An areal view of our build site.
The sub-floor frame is complete!
We decided to use 4 inches (over $200) of foam core insulation in the floor
because it is water and mold resistant.
We did not add an underlayment material (steel or screen or plastic) because we felt it was unneeded.
To start, Mark installed stops using 1x2's he cut from scrap wood.
Once the stops were in, it was pretty easy to cut the insulation to size with a table saw
(but VERY MESSY) and push it into the open cavities.
Tuesday, March 14, 2017
When I was 16 years old I started working in a furniture factory. For three years, my job was to stand in a non-insulated, non-cooled, non-heated, metal building and sort lumber by grade. Let me tell you, that kind of indoctrination into the working world tends to create lifelong friendships and it certainly did in this case. We sweat together, we froze together, we wrote notes on the scraps, and then sent them down the belt and then laughed till we peed our pants.
Little did I know, at the time, it was “training” that I would use many many years later but in a nutshell; I know a good board from a crappy one. This hasn’t exactly led to any high paying gigs and if you look long enough at a piece of wood I’m sure you can too; but if you’re picking out an entire house worth of lumber from a stack at the local big-box-lumber-store, being able to grade lumber quickly and easily can be a handy skill. (and dare I say, not one their employees likely posses)
Loading the siding was easy!
Or, you can buy from a lumber and building supply store like Mr. Plywood who takes the guesswork out of the process and, frankly, the process out of the process!
Mr. Plywood has been around longer than I have!
Buying local just makes sense.

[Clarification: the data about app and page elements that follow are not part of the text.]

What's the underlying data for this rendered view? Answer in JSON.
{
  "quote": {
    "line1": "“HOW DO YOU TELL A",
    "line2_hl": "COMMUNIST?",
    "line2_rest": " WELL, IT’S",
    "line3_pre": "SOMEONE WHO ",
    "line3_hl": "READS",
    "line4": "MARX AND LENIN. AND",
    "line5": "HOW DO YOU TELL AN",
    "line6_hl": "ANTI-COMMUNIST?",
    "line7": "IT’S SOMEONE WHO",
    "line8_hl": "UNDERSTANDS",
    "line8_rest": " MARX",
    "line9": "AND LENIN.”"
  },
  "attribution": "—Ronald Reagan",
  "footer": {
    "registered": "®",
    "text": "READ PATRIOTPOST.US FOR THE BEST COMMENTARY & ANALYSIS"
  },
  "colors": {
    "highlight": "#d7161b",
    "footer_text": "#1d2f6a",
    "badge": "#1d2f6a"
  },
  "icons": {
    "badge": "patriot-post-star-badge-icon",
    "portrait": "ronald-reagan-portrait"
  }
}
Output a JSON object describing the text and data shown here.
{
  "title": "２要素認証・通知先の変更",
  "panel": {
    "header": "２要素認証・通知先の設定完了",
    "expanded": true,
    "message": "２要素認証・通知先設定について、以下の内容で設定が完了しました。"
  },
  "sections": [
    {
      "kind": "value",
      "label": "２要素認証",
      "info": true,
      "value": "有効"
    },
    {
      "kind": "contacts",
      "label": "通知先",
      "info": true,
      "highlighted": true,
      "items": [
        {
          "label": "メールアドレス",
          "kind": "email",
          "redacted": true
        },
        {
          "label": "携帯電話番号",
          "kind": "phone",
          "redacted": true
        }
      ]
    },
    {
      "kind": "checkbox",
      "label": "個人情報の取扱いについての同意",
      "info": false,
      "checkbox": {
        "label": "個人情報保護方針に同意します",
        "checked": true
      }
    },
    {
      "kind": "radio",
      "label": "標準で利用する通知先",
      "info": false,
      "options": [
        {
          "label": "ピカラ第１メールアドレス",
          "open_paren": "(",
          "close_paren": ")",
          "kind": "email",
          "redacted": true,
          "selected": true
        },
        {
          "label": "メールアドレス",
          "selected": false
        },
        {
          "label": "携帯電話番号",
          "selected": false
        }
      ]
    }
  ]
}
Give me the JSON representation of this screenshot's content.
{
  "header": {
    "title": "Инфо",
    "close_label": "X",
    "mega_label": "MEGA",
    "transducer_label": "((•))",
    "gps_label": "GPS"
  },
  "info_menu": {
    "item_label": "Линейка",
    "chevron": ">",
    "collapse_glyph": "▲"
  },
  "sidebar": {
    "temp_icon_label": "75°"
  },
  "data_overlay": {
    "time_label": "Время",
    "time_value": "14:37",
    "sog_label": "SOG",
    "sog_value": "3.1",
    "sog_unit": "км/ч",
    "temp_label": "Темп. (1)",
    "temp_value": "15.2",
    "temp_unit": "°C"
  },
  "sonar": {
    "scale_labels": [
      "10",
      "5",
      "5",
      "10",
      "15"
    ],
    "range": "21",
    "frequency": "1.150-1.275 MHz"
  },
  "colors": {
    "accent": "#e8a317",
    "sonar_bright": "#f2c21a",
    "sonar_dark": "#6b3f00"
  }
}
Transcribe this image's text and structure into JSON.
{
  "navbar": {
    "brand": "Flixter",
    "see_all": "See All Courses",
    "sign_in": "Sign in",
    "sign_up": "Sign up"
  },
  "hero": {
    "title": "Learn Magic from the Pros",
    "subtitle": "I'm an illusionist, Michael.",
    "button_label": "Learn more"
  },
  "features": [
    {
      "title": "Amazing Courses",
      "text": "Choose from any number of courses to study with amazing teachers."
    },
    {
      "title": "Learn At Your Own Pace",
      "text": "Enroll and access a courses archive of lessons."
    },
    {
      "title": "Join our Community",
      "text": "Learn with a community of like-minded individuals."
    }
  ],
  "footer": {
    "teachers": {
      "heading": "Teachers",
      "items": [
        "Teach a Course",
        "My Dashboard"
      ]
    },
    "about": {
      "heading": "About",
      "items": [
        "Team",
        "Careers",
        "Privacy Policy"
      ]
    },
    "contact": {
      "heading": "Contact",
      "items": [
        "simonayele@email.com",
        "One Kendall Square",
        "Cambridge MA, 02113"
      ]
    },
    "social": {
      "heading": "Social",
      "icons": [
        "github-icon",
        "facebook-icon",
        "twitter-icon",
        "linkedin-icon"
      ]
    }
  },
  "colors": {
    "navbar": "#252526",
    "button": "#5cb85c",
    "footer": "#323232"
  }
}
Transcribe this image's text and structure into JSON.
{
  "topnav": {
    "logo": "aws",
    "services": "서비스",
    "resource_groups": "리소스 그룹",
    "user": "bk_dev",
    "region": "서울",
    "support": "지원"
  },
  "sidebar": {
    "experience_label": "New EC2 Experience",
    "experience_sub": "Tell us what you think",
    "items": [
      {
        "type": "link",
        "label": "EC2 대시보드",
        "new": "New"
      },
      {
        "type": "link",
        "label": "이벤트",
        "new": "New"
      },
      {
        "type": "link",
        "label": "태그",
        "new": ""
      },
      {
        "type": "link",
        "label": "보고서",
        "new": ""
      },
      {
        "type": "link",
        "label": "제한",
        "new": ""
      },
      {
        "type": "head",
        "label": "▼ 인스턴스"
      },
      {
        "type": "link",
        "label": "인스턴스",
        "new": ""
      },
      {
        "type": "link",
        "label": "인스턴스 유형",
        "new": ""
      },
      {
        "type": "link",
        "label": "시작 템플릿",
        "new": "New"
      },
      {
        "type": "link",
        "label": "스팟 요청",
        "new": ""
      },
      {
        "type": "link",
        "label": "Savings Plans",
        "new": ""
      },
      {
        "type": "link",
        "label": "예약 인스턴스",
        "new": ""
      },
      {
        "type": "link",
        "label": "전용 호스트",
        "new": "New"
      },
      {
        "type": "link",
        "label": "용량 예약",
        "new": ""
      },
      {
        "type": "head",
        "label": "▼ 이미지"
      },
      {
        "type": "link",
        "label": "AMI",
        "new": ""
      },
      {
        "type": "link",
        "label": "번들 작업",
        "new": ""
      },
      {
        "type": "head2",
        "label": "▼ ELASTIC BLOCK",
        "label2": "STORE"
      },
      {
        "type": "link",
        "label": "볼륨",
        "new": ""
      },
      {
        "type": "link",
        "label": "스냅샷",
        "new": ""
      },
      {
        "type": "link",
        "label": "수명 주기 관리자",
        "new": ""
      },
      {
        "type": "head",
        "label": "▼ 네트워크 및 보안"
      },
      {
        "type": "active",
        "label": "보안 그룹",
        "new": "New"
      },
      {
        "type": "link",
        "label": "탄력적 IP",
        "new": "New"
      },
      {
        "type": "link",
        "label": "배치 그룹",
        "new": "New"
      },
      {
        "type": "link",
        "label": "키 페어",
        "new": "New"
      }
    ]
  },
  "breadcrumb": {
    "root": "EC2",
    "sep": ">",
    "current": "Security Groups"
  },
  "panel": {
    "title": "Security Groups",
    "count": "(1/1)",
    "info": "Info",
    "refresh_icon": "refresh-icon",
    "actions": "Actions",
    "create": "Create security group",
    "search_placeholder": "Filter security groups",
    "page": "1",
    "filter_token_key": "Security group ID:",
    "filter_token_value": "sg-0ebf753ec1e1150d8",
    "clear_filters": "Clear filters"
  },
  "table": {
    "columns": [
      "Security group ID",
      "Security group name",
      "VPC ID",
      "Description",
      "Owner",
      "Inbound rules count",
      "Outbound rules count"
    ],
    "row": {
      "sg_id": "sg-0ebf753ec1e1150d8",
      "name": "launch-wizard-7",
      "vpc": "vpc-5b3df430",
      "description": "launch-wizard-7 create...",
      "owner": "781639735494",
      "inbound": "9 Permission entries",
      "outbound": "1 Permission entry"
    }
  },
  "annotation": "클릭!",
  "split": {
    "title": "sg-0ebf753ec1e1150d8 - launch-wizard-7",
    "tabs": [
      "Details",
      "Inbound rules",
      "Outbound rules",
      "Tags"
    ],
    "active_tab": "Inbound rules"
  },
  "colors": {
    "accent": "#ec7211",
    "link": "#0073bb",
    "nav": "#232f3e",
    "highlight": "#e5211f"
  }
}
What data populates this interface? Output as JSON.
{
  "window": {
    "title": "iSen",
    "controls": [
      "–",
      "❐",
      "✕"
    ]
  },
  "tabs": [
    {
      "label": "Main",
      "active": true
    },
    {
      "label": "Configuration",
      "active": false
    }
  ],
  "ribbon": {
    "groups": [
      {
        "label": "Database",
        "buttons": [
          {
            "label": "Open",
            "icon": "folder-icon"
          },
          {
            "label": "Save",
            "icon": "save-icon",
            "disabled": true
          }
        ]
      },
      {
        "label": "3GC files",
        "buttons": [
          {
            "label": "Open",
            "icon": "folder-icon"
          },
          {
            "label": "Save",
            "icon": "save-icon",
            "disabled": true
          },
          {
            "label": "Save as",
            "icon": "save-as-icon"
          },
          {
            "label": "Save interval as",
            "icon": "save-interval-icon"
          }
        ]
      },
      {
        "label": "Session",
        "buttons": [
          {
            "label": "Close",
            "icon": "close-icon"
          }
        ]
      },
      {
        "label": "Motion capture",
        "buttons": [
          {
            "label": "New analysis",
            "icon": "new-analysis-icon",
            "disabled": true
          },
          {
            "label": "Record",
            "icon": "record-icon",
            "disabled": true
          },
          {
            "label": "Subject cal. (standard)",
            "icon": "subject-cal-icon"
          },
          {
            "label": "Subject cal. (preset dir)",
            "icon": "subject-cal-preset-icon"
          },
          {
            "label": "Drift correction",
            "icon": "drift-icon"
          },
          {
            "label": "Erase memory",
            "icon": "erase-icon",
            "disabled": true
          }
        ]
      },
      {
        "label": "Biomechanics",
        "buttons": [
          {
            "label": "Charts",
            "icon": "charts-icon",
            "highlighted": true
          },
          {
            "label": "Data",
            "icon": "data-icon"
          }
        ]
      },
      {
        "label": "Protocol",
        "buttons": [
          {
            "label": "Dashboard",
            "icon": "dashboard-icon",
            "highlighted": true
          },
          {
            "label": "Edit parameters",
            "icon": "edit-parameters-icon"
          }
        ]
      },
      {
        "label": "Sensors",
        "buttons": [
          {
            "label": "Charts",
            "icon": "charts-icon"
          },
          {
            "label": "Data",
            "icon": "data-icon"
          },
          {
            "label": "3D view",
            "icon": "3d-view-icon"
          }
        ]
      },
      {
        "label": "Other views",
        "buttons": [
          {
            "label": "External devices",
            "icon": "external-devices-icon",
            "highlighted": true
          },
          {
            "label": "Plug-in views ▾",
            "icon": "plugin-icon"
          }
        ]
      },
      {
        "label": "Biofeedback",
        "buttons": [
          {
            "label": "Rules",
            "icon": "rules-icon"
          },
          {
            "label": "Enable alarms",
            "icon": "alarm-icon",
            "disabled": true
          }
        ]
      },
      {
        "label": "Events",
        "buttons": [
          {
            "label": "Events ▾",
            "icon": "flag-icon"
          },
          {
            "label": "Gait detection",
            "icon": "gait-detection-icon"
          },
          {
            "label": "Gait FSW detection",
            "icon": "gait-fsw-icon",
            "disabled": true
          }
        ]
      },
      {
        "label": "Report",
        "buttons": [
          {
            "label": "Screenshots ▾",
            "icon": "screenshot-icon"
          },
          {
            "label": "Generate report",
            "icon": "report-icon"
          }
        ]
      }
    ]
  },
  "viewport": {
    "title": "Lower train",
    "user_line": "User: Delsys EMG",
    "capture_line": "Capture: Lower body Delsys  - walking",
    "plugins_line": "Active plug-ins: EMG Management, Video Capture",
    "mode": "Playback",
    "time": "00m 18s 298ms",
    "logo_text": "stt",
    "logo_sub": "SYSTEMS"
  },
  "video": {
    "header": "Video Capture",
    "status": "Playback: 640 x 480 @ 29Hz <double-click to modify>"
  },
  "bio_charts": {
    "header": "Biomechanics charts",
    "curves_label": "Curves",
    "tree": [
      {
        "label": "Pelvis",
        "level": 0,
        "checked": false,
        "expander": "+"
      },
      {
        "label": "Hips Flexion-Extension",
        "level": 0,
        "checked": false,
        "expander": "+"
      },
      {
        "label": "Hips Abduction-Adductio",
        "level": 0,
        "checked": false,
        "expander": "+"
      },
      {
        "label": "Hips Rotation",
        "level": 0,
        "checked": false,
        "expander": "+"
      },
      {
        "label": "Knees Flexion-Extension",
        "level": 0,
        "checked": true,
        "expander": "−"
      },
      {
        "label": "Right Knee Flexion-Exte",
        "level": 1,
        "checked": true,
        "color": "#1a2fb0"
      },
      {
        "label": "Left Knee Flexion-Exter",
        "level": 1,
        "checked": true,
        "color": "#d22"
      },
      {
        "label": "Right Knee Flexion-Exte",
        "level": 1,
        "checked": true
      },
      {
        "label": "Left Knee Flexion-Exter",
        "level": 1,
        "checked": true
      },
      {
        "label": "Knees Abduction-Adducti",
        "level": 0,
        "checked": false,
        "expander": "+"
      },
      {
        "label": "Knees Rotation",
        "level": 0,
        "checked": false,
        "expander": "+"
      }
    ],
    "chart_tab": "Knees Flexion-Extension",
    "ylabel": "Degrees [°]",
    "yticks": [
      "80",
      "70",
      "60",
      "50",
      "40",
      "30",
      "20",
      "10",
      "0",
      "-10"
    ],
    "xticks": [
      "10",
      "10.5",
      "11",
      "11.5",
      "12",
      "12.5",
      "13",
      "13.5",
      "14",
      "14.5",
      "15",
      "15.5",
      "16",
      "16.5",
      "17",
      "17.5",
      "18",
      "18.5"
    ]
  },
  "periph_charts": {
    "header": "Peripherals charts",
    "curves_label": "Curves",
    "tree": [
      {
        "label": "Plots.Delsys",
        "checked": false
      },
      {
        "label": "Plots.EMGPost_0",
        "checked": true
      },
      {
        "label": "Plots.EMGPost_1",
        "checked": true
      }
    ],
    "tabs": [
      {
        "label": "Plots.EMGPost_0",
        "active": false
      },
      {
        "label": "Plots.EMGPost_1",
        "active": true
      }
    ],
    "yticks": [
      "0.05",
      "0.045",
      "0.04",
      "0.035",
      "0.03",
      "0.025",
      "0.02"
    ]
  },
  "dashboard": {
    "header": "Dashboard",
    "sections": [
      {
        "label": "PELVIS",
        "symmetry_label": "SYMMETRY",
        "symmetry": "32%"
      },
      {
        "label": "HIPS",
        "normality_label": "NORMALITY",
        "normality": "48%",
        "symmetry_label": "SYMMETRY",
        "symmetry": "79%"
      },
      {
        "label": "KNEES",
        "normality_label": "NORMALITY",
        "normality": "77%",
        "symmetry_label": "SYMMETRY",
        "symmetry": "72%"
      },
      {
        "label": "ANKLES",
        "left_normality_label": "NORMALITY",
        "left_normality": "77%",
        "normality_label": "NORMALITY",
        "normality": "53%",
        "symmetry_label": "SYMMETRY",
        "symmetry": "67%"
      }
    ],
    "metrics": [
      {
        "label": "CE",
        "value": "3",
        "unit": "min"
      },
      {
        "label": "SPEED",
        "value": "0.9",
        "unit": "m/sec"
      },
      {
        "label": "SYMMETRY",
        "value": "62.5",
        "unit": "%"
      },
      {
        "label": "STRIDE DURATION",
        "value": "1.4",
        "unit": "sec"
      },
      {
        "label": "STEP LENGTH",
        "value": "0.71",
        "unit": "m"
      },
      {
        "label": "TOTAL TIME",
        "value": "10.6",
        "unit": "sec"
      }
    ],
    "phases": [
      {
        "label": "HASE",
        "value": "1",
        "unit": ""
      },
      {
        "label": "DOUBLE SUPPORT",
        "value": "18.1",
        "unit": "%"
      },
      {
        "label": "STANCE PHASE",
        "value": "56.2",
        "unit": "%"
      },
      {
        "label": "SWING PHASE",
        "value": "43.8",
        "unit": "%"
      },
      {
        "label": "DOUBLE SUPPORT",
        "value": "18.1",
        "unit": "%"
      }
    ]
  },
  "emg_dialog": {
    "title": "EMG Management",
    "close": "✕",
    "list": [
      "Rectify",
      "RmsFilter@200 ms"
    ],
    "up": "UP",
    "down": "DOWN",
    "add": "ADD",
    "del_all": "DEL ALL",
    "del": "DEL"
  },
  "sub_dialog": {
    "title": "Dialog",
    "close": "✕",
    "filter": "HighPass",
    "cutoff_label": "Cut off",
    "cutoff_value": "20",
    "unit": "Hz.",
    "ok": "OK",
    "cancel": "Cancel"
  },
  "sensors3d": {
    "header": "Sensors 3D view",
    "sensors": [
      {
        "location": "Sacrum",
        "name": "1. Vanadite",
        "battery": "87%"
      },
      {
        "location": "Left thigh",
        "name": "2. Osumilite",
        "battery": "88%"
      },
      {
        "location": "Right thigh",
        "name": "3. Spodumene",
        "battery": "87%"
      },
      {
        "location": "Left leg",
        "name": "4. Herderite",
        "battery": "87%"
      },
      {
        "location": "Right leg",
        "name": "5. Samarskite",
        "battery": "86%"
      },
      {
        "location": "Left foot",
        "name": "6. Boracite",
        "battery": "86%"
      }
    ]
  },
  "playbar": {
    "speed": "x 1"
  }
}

Putting your hard earned money back into the pockets of your neighbors is good for the local economy and the stability of a neighborhood at large. When a store, or restaurant sees you as a neighbor (and likely someone that they’ll run into at the local grocery store) a shift happens in the way you are treated. They do. Actually. Care. The transaction becomes much more personal. They’re vested in how you feel.
Unloading, by hand, was a different story.
I live in Oregon so moldy and wet wood is a pretty big issue. Recently, my friends fought with an entire load of OSB that was moldy within a few days of adding it to their tiny house. When I mean “fought” I mean taking advanced measures at abating the mold and attempting to get their money back from the big-box-store to no avail. Ugh. They swore to never return to the orange vested option and instead chose to buy their lumber for their next tiny house where I got my lumber from; you guessed it, at Mr. Plywood.
Like me, they placed their order and within a few days it was sorted, pulled, stacked, bound, covered, and ready for pick up. They had theirs delivered, I picked mine up. But the overall experience was the same. It was Awesome! They even loaded it onto my trailer with a forklift and I was out of there in less than 15 minutes. Try THAT anywhere else!?
Painting siding flat is so much easier than painting it once its hung!
No grading lumber.
No stacking and standing in line.
We LOVE Mr. Plywood! (Who wouldn't!?)
I just watched them do the thing they do so well, and drank coffee.
I bet you’re wondering how much more their lumber costs than the blue-box store, aren’t you?
How can the little local guys, compete?
Lumber is a commodity. What the stores pay for their lumber changes, very often, and is set by the trading market. Only the lumber type and grade dictates the price differential. So the big stores pay for the cheapest grades and types knowing their customers may not likely know, or care. They just want a 2x4, right?
Stacked, dry, and ready for the build to start.
When it comes to my tiny house, its stability, and my time; I certainly CARE! And, the difference in price at Mr. Plywood is minimal but the service level and lumber grade is so much better! When I am building a tiny house, I would rather be working on it with my precious weekend time than standing in line.
I, however, was anything but dry that day.
Actually, I would rather be doing anything, ever; than standing in line and loading my own lumber.
Framing is my favorite part of the build.
There is something so rewarding about a job well done with high quality materials.